%%
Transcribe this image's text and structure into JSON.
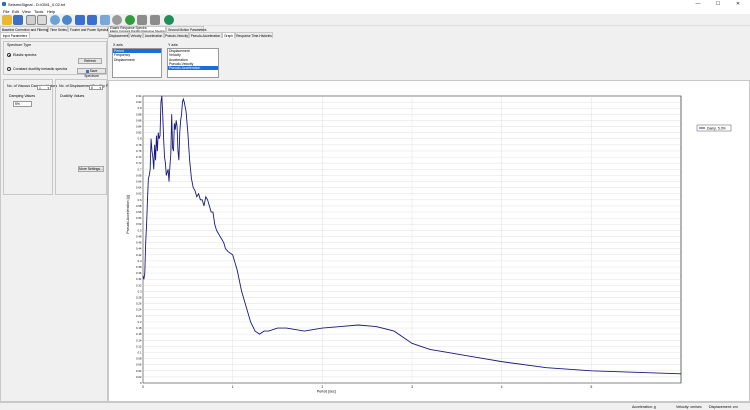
{
  "window": {
    "title": "SeismoSignal - D:\\GM1_0.02.txt",
    "minimize": "—",
    "maximize": "☐",
    "close": "✕"
  },
  "menu": [
    "File",
    "Edit",
    "View",
    "Tools",
    "Help"
  ],
  "toolbar_icons": [
    "open-folder-icon",
    "save-icon",
    "copy-icon",
    "export-icon",
    "zoom-in-icon",
    "zoom-out-icon",
    "arrow-down-icon",
    "arrow-up-icon",
    "graph-settings-icon",
    "settings-icon",
    "help-icon",
    "tools-icon",
    "tools-2-icon",
    "web-icon"
  ],
  "tabs_main": [
    "Baseline Correction and Filtering",
    "Time Series",
    "Fourier and Power Spectra",
    "Elastic Response Spectra"
  ],
  "tabs_main_extra": [
    "Elastic Constant Ductility Response Spectra",
    "Ground Motion Parameters"
  ],
  "tabs_sub": [
    "Input Parameters",
    "Displacement",
    "Velocity",
    "Acceleration",
    "Pseudo-Velocity",
    "Pseudo-Acceleration",
    "Graph",
    "Response Time-Histories"
  ],
  "left": {
    "spectrum_type_label": "Spectrum Type",
    "radio_elastic": "Elastic spectra",
    "radio_constant": "Constant ductility inelastic spectra",
    "refresh_button": "Refresh",
    "save_spectrum_button": "Save Spectrum",
    "no_viscous_label": "No. of Viscous Damping Values",
    "no_viscous_value": "1",
    "damping_values_label": "Damping Values",
    "damping_value": "5%",
    "no_displacement_label": "No. of Displacement Ductility Factors",
    "no_displacement_value": "0",
    "ductility_values_label": "Ductility Values",
    "more_settings_button": "More Settings..."
  },
  "xaxis_list": {
    "label": "X axis",
    "items": [
      "Period",
      "Frequency",
      "Displacement"
    ],
    "selected": 0
  },
  "yaxis_list": {
    "label": "Y axis",
    "items": [
      "Displacement",
      "Velocity",
      "Acceleration",
      "Pseudo-Velocity",
      "Pseudo-Acceleration"
    ],
    "selected": 4
  },
  "status": {
    "acceleration": "Acceleration: g",
    "velocity": "Velocity: cm/sec",
    "displacement": "Displacement: cm"
  },
  "colors": {
    "series": "#1a1a7a",
    "selection": "#1b6ed6"
  },
  "chart_data": {
    "type": "line",
    "xlabel": "Period [sec]",
    "ylabel": "Pseudo-Acceleration [g]",
    "xlim": [
      0,
      6
    ],
    "ylim": [
      0,
      0.94
    ],
    "xticks": [
      0,
      1,
      2,
      3,
      4,
      5
    ],
    "ytick_step": 0.02,
    "grid": true,
    "legend": "right",
    "series": [
      {
        "name": "Damp. 5.0%",
        "x": [
          0.0,
          0.01,
          0.02,
          0.03,
          0.04,
          0.05,
          0.06,
          0.07,
          0.08,
          0.09,
          0.1,
          0.11,
          0.12,
          0.13,
          0.14,
          0.15,
          0.16,
          0.17,
          0.18,
          0.19,
          0.2,
          0.21,
          0.22,
          0.23,
          0.24,
          0.25,
          0.26,
          0.27,
          0.28,
          0.29,
          0.3,
          0.31,
          0.32,
          0.33,
          0.34,
          0.35,
          0.36,
          0.37,
          0.38,
          0.39,
          0.4,
          0.41,
          0.42,
          0.43,
          0.44,
          0.45,
          0.46,
          0.48,
          0.5,
          0.52,
          0.54,
          0.56,
          0.58,
          0.6,
          0.62,
          0.64,
          0.66,
          0.68,
          0.7,
          0.72,
          0.74,
          0.76,
          0.78,
          0.8,
          0.82,
          0.84,
          0.86,
          0.88,
          0.9,
          0.92,
          0.95,
          1.0,
          1.05,
          1.1,
          1.15,
          1.2,
          1.25,
          1.3,
          1.35,
          1.4,
          1.5,
          1.6,
          1.7,
          1.8,
          1.9,
          2.0,
          2.2,
          2.4,
          2.6,
          2.8,
          3.0,
          3.2,
          3.4,
          3.6,
          3.8,
          4.0,
          4.5,
          5.0,
          5.5,
          6.0
        ],
        "y": [
          0.35,
          0.34,
          0.36,
          0.46,
          0.52,
          0.6,
          0.67,
          0.68,
          0.7,
          0.8,
          0.76,
          0.74,
          0.7,
          0.78,
          0.73,
          0.81,
          0.76,
          0.82,
          0.8,
          0.81,
          0.92,
          0.94,
          0.88,
          0.8,
          0.74,
          0.72,
          0.68,
          0.69,
          0.7,
          0.66,
          0.71,
          0.75,
          0.88,
          0.77,
          0.76,
          0.85,
          0.83,
          0.86,
          0.84,
          0.76,
          0.73,
          0.82,
          0.86,
          0.88,
          0.92,
          0.93,
          0.92,
          0.89,
          0.82,
          0.73,
          0.67,
          0.64,
          0.63,
          0.61,
          0.62,
          0.6,
          0.6,
          0.58,
          0.61,
          0.6,
          0.58,
          0.56,
          0.56,
          0.52,
          0.5,
          0.49,
          0.48,
          0.47,
          0.46,
          0.44,
          0.43,
          0.42,
          0.37,
          0.3,
          0.25,
          0.2,
          0.17,
          0.16,
          0.17,
          0.17,
          0.18,
          0.18,
          0.175,
          0.17,
          0.175,
          0.18,
          0.185,
          0.19,
          0.185,
          0.17,
          0.13,
          0.11,
          0.1,
          0.09,
          0.08,
          0.07,
          0.05,
          0.04,
          0.035,
          0.03
        ]
      }
    ]
  }
}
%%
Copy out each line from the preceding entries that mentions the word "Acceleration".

    "Acceleration",
    "Pseudo-Acceleration",
      "Acceleration",
      "Pseudo-Acceleration"
    "acceleration": "Acceleration: g",
    "ylabel": "Pseudo-Acceleration [g]",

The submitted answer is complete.